Photo by Strava on July 14, 2021. May be an image of one or more people, bicycle, road and text that says ‘TOPE’.
Including Everyone as Long as They Use the Mobile App
The truly confounding thing is that Strava does seem to be aware of accessibility—just only on their mobile app. As early as 2016, Strava was reaching out to a visually-impaired Apple user community for feedback on their iPhone app. Reviews in that same community have given the app high accessibility marks on least two occasions.
Apple even featured Strava in an App Store list of assistive technologies for blind athletes. While my own mobile app accessibility training isn’t as deep as my web experience, double-tapping through Strava with iOS VoiceOver seemed to be a crisp and trouble-free experience. The contrast makes it feel like Strava has punted on the web entirely.
And this may indeed be a case of web platform abandonment. Group Challenges, the feature Strava promotes in the IG post that sparked this piece, is only available through Strava’s mobile app. I can understand the business case behind this: Strava needs massive numbers of new users to justify their valuation, >90% of those users will on-board through the app, they want to focus their dev hours there. But limiting the features users have access to based on the devices they use runs deeply contrary to Strava’s own inclusivity commitment.
Inclusivity Includes Everyone
Strava declining to make web features accessible because it has mobile apps is like Strava saying it doesn’t need a handcycle activity type because they already have wheelchair. Yes, wheelchairs and handcycles are both adaptive sports technologies. But the activities themselves are very different and few adaptive athletes consider them interchangeable.
It’s a bit like Strava saying it doesn’t need a handcycle activity type because the wheelchair activity type already exists.
This goes double for the assistive technology that makes the web accessible. Its hardware side is a mind-bending menagerie of pedals, custom keyboards, wands, and breath-actuated devices. While Apple has made commendable efforts in this area, not all of these solutions are iOS-compatible. Because the web works on every platform, it has a tremendous edge in ensuring as many users as possible have access.
An inclusive solution is one that offers your product to the widest range of users, regardless of ability or underlying tech. If you’re dictating the specific platform users need to access your service, you are failing the inclusivity test. It’s frustrating that Strava doesn’t seem to agree with this, when the company has so loudly and for so long promoted itself a place that can “really include everyone”.

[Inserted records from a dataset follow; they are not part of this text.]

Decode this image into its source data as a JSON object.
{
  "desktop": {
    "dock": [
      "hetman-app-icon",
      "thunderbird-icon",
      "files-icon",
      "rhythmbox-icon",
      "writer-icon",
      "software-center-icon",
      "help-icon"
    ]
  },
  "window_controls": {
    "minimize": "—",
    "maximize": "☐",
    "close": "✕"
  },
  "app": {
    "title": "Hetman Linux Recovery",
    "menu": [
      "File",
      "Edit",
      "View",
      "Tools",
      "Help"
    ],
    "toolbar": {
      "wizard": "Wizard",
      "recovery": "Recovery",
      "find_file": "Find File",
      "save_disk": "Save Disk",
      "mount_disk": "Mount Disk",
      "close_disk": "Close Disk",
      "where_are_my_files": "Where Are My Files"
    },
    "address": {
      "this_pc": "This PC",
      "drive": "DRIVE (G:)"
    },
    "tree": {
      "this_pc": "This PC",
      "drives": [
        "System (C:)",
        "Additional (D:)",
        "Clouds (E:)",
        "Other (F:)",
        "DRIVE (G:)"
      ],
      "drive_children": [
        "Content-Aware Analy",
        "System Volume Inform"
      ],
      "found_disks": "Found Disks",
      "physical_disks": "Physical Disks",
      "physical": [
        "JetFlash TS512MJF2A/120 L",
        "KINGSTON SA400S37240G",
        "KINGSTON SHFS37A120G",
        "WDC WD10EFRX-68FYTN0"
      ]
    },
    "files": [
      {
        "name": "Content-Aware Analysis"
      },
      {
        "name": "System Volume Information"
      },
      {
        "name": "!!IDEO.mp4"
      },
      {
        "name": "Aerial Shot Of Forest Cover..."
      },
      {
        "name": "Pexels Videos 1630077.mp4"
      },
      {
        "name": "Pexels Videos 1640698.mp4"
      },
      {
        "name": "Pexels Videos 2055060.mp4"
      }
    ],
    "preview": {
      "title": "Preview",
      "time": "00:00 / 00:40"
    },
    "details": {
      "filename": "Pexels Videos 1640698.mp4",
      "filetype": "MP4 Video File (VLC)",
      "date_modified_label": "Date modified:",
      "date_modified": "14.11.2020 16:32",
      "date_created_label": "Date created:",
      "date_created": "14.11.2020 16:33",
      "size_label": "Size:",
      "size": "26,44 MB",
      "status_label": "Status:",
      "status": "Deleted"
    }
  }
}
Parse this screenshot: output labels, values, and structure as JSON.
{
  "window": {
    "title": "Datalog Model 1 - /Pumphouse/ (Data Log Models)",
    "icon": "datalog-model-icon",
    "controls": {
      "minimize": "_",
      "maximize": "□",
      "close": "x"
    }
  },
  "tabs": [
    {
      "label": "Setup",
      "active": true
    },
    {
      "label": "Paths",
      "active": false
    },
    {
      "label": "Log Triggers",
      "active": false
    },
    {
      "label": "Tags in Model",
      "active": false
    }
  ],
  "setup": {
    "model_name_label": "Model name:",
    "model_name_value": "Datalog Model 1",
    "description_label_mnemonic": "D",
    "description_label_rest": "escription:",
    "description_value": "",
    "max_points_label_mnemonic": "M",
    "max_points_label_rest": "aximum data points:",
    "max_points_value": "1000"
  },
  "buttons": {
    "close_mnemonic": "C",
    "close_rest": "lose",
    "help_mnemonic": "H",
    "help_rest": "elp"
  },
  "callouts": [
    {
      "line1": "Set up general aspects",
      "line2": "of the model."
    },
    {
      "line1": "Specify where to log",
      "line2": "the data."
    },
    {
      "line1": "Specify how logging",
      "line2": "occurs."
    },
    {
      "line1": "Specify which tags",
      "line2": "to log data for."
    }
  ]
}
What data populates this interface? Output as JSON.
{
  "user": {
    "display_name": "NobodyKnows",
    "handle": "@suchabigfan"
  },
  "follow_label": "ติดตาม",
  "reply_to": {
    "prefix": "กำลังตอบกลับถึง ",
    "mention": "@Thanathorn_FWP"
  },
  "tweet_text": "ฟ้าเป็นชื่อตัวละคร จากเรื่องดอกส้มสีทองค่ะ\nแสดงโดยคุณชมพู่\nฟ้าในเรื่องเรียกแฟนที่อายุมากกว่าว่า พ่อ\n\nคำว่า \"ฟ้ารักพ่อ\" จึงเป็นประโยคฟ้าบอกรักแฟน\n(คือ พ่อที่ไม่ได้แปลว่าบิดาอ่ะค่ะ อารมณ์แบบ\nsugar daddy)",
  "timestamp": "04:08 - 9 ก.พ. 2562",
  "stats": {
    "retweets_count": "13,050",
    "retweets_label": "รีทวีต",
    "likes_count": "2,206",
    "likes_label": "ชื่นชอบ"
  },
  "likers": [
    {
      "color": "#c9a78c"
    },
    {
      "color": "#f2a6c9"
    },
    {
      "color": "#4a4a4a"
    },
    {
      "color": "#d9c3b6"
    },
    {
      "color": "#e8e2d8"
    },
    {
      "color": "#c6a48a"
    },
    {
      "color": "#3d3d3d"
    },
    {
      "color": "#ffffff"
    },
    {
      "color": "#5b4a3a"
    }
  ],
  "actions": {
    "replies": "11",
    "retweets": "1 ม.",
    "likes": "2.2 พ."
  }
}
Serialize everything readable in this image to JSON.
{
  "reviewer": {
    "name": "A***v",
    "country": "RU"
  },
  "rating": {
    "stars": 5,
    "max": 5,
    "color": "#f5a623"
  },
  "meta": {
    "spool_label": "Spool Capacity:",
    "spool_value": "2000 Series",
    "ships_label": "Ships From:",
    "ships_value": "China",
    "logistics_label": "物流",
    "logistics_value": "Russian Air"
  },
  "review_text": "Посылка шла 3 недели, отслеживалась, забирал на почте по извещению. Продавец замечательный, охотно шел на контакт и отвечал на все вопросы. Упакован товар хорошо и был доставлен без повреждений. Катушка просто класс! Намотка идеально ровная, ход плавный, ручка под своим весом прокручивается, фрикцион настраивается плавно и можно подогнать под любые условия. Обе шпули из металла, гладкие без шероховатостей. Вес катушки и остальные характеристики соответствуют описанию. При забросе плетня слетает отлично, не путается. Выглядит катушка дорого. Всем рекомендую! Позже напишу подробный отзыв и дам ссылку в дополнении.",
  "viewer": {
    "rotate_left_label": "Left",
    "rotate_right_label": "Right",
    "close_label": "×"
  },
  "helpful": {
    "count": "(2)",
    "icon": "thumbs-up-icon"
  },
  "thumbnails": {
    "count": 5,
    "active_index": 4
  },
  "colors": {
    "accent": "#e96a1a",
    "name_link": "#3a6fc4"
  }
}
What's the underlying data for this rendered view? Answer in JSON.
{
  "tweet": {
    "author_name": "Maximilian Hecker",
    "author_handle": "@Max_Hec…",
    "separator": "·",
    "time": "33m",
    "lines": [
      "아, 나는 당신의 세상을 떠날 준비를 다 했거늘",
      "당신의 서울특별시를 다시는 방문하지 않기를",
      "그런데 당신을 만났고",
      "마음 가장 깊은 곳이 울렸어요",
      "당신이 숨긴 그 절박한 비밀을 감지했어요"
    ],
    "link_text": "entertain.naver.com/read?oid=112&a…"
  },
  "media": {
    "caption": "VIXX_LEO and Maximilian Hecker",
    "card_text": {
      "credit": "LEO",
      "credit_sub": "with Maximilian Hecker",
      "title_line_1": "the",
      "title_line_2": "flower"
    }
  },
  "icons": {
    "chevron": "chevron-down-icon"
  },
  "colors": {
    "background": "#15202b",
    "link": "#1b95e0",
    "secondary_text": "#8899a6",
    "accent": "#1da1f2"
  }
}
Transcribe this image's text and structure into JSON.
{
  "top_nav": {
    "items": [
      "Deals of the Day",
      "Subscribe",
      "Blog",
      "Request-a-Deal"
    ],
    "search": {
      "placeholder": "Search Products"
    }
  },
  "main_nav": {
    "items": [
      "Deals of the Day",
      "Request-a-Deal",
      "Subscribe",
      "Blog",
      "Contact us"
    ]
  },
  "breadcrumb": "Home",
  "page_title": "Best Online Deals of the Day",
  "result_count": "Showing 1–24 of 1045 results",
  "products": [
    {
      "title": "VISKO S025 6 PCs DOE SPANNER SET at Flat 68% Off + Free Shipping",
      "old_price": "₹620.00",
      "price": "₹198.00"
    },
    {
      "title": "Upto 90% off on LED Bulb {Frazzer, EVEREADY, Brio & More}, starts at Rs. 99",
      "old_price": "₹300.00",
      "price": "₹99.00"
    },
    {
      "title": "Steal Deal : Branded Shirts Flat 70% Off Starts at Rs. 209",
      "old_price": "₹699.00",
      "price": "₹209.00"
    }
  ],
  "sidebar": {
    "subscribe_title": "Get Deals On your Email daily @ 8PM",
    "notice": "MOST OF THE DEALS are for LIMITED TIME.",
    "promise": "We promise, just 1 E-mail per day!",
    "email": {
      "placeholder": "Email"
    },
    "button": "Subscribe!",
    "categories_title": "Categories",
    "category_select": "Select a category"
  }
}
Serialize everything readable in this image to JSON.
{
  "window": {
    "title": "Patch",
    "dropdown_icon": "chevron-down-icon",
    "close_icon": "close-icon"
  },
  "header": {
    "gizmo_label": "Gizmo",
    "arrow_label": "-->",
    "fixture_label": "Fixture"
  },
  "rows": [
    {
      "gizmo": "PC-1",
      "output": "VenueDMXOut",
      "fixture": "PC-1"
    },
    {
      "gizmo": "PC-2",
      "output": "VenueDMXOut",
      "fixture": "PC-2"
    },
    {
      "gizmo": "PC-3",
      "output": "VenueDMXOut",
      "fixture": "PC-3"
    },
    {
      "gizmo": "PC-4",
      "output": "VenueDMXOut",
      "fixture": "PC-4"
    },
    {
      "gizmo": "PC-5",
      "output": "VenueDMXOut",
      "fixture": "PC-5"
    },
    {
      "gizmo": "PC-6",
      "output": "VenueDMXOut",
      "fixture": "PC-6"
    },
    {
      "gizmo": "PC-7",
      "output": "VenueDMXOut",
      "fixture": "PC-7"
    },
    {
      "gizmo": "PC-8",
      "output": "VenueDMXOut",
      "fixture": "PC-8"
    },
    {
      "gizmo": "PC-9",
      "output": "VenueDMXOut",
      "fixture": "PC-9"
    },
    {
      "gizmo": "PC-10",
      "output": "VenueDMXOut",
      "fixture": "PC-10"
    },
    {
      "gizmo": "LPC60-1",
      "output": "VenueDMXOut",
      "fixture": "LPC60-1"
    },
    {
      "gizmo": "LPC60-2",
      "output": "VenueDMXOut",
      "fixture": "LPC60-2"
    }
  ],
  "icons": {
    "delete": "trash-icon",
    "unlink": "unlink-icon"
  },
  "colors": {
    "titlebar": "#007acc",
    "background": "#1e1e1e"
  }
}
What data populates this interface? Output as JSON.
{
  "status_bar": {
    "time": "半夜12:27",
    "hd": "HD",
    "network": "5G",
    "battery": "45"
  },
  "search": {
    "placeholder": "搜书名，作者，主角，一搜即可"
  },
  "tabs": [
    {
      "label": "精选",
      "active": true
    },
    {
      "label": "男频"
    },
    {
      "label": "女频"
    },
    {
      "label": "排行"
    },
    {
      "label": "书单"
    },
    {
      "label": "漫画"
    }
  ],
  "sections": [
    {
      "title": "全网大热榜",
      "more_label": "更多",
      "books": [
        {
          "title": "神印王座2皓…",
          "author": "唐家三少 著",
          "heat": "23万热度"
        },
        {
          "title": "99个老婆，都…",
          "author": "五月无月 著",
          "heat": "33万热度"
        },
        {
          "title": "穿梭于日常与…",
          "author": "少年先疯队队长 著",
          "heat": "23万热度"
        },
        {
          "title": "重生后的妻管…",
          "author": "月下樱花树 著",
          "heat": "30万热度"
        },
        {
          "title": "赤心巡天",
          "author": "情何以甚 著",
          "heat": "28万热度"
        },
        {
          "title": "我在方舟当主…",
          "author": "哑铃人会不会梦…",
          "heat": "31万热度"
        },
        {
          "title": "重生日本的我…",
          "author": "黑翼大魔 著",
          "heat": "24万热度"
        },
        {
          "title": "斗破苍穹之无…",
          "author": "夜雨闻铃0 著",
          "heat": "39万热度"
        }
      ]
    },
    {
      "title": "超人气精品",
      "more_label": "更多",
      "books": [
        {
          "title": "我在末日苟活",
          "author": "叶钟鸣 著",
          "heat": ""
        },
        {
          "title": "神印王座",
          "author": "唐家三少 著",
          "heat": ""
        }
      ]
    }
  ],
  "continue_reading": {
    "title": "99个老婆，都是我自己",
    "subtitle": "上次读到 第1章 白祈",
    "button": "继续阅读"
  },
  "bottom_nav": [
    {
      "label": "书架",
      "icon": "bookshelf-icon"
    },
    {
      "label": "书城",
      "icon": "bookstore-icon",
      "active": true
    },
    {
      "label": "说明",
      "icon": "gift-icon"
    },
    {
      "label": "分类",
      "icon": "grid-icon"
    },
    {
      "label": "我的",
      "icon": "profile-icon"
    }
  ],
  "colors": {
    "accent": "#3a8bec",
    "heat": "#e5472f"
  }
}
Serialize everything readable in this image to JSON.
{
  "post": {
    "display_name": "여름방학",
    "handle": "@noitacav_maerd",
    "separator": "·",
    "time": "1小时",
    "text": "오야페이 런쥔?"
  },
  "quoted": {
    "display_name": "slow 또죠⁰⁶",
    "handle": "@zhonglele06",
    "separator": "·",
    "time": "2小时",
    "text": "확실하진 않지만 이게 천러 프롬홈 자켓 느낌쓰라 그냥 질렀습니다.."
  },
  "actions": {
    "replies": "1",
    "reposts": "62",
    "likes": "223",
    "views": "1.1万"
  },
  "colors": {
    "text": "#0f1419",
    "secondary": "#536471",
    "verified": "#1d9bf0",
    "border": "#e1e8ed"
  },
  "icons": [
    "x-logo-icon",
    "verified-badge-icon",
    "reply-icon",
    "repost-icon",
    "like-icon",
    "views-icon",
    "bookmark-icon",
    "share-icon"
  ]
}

Ultimately, I’m writing this because I want Strava to do better. For all my disagreement with the direction of their business, I believe they want to do the right thing. In the past, getting Strava to that right thing has occasionally taken a little nudge—consider this my contribution to that effort.